EXERCISE DETAILS: Could you return every line of the material that contains the word "caption"?

THE RECORDS:
◆ ◆ ◆ ◆ ◆

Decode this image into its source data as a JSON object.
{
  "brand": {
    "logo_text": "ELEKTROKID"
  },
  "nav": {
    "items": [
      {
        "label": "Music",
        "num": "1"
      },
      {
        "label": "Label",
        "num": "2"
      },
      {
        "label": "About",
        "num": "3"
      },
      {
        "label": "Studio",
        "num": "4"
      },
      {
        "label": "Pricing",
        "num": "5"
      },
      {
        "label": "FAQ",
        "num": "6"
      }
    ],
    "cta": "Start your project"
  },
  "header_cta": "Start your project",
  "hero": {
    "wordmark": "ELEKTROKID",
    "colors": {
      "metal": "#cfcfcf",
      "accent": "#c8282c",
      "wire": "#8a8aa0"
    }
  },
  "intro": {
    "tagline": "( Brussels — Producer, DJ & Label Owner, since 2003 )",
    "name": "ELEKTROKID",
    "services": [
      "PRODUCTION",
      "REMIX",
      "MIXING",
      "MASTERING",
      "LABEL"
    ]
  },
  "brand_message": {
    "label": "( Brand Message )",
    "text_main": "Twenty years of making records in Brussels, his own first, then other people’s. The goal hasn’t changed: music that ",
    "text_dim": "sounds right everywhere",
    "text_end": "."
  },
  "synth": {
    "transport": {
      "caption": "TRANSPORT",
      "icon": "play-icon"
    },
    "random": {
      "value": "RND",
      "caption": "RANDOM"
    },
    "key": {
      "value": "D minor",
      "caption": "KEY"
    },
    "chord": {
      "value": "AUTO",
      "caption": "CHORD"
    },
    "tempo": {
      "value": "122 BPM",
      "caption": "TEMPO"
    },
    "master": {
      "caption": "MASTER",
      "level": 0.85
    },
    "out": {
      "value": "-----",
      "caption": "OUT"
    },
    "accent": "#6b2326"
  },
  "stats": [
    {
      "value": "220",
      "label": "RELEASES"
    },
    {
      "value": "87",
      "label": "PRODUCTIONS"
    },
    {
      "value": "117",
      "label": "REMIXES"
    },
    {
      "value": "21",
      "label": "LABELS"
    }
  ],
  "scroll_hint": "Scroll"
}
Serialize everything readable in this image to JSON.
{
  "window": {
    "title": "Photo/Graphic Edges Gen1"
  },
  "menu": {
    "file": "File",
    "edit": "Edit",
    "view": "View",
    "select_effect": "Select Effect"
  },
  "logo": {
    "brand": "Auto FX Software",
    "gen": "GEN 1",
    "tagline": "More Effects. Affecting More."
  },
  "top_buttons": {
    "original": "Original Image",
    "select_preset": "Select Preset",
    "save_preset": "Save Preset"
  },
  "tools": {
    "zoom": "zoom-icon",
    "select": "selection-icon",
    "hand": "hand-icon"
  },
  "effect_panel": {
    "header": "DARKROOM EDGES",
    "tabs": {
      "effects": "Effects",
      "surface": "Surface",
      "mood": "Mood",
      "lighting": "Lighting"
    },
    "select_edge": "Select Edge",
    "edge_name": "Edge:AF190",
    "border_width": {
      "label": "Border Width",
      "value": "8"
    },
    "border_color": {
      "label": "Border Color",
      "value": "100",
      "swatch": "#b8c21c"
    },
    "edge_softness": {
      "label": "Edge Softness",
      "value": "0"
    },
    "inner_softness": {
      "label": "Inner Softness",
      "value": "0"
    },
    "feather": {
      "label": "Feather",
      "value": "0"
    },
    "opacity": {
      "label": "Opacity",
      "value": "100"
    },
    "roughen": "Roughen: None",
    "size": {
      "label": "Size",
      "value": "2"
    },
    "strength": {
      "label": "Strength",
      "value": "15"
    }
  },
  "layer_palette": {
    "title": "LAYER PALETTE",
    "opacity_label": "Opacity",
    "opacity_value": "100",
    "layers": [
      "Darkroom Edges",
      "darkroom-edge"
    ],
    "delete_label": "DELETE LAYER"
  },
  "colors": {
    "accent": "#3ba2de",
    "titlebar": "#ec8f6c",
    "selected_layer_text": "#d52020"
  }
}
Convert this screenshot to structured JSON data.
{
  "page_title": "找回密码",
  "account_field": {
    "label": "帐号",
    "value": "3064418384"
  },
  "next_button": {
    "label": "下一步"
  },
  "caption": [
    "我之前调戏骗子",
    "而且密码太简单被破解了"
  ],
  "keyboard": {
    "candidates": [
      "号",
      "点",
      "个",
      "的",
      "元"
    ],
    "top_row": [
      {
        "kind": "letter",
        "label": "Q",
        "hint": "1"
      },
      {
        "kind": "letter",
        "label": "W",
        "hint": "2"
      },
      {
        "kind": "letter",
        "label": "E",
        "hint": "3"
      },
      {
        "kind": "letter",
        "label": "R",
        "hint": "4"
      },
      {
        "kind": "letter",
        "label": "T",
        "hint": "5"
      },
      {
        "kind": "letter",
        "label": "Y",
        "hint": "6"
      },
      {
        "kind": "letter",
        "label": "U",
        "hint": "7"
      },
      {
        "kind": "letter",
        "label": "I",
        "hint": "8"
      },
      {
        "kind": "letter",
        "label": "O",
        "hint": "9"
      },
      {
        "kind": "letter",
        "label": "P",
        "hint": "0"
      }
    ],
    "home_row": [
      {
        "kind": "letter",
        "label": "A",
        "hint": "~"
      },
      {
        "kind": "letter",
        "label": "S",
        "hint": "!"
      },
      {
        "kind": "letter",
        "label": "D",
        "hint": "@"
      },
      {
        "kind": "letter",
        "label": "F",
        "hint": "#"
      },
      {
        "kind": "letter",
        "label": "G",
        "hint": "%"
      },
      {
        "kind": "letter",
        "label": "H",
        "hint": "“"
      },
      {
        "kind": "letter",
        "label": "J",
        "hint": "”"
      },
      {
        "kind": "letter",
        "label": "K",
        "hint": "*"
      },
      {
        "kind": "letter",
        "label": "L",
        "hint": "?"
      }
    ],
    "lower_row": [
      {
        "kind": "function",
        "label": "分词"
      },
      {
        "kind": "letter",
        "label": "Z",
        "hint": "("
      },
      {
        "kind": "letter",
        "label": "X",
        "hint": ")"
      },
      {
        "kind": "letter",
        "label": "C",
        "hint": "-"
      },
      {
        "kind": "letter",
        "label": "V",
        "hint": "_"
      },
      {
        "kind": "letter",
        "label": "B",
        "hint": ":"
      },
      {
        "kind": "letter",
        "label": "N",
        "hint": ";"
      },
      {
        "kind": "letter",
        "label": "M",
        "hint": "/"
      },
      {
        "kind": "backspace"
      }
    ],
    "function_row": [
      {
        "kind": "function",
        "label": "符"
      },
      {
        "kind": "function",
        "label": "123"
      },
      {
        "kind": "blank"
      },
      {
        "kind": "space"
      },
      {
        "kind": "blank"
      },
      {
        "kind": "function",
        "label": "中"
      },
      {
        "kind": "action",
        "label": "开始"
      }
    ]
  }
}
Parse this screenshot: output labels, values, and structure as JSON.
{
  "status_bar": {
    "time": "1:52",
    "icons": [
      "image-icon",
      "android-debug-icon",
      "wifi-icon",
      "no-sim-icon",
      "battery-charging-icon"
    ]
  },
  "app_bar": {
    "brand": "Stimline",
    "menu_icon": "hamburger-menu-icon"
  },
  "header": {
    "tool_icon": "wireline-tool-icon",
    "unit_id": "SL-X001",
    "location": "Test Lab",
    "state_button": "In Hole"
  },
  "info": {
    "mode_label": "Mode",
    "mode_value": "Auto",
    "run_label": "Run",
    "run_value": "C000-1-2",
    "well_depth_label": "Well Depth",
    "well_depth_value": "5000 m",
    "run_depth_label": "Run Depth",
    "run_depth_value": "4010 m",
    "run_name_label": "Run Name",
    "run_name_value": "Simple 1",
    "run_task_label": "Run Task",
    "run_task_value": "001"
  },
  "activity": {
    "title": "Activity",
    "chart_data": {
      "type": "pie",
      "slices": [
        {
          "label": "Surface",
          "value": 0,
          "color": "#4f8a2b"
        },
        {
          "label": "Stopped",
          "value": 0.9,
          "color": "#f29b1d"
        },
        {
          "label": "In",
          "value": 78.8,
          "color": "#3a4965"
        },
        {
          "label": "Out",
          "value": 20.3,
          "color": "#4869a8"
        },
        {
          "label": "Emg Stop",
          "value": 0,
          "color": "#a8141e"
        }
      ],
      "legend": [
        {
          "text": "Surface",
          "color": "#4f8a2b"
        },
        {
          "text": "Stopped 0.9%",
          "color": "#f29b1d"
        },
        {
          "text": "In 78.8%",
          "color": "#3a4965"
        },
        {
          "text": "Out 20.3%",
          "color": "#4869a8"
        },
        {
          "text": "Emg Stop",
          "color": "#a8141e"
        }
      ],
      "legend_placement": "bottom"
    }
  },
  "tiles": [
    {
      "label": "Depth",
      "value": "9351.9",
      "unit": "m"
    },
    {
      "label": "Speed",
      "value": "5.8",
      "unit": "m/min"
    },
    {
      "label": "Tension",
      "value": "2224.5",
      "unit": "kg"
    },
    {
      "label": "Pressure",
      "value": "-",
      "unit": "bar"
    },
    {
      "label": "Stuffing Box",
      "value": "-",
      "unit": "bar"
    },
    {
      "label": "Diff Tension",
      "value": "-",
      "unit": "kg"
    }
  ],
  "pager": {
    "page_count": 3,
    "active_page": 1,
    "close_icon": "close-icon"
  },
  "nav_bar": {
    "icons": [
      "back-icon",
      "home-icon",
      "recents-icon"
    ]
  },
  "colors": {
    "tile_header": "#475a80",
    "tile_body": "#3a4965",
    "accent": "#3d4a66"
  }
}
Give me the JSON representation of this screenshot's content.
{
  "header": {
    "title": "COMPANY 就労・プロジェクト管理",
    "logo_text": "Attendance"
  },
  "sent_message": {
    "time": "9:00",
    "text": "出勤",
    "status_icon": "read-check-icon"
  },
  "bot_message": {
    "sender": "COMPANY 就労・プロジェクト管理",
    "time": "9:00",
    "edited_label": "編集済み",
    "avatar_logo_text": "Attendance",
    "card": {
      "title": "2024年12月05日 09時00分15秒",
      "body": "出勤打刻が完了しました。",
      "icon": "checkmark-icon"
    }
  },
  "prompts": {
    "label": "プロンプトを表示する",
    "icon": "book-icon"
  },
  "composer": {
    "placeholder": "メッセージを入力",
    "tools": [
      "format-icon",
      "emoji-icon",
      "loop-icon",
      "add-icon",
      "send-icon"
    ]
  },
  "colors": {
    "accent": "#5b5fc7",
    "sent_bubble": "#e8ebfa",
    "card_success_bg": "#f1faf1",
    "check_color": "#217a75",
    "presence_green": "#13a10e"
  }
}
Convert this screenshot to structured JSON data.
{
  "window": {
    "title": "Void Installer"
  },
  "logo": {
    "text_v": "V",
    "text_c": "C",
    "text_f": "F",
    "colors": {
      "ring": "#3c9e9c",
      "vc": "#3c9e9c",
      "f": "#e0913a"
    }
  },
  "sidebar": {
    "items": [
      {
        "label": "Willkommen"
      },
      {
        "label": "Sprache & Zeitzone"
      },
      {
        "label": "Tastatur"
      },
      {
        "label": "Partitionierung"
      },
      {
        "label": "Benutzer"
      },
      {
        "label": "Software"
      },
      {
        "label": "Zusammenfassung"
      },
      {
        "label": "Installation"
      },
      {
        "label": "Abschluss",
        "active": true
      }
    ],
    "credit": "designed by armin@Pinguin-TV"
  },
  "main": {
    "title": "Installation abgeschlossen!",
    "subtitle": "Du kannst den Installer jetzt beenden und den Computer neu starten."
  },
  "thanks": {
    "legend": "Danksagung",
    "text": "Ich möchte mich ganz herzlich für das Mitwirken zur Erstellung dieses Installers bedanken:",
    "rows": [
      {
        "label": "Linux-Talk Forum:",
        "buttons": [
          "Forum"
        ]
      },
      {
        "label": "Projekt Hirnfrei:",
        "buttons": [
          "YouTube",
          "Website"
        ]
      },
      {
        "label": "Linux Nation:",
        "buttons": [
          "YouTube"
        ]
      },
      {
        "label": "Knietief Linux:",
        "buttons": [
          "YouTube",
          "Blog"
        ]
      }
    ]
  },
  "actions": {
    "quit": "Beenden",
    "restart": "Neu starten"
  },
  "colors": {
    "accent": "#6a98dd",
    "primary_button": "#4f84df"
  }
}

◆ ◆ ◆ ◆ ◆

EXPECTED ANSWER:
      "caption": "TRANSPORT",
      "caption": "RANDOM"
      "caption": "KEY"
      "caption": "CHORD"
      "caption": "TEMPO"
      "caption": "MASTER",
      "caption": "OUT"
  "caption": [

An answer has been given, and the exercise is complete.